As instructional staff, when we choose resources for our classes, we need to be able to make a judgement about the relative accessibility of a resource. This guide is intended to provide a place to start thinking about these issues — if you have questions, please contact the Instructional Design and Access team at email@example.com.
In 2016, Wichita State entered an agreement with the National Federation of the Blind. The requirements of that agreement include mandatory annual accessibility training on the ADA and issues associated with accessibility. Last year, the mandatory training was called “Ability Ally.” This year, the training is different.
All WSU classes now have text size indicators to help faculty understand how large projected or written text needs to be in each classroom in order to meet standards of accessible face-to-face presentation.
These indicators are part of a coordinated, university-wide effort to comply with the agreement that Wichita State entered into with the National Federation of the Blind in July, 2016. This agreement extends to “all content presented visually in the classroom….”
This page has been created to support the WSU Graduate School Professional Development workshop called “Teaching in the Modern World” from September 28, 2017. Please direct any questions to Dr. Carolyn Speer at IDA@wichita.edu.
Use the Panopto Editor to trim sections from the beginning, end, or middle of your recording.
Use the Panopto interface to automatically generate closed captions for a recording. The machine-read captions will require some correction and refinement, but the editing feature is very intuitive to use. The closed captions will be optionally visible or invisible in the Panopto viewer, on mobile devices, or in embedded instances of Panopto recordings.
Replace the thumbnail image or “preview image” that appears to the left of the title/description of the Panopto recordings in a Panopto folder.
There have been a few changes to the Panopto interface at WSU this summer.
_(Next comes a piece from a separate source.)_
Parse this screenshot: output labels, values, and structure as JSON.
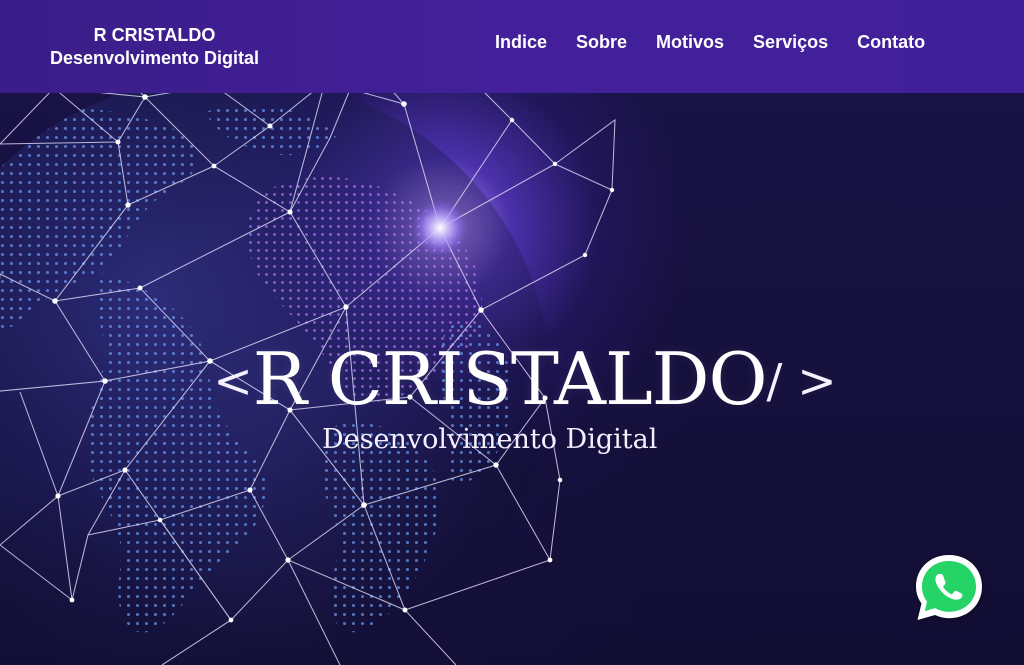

If you have taken online classes as a student, you already know that online classes can vary tremendously. Content delivery, course design, and course management work together to create your students’ online class experience. It’s not enough to be a “great teacher” if you hope to succeed online. You will need to be prepared, and your course will need to be optimized for the online environment. This article and the linked materials will help put you on a successful path.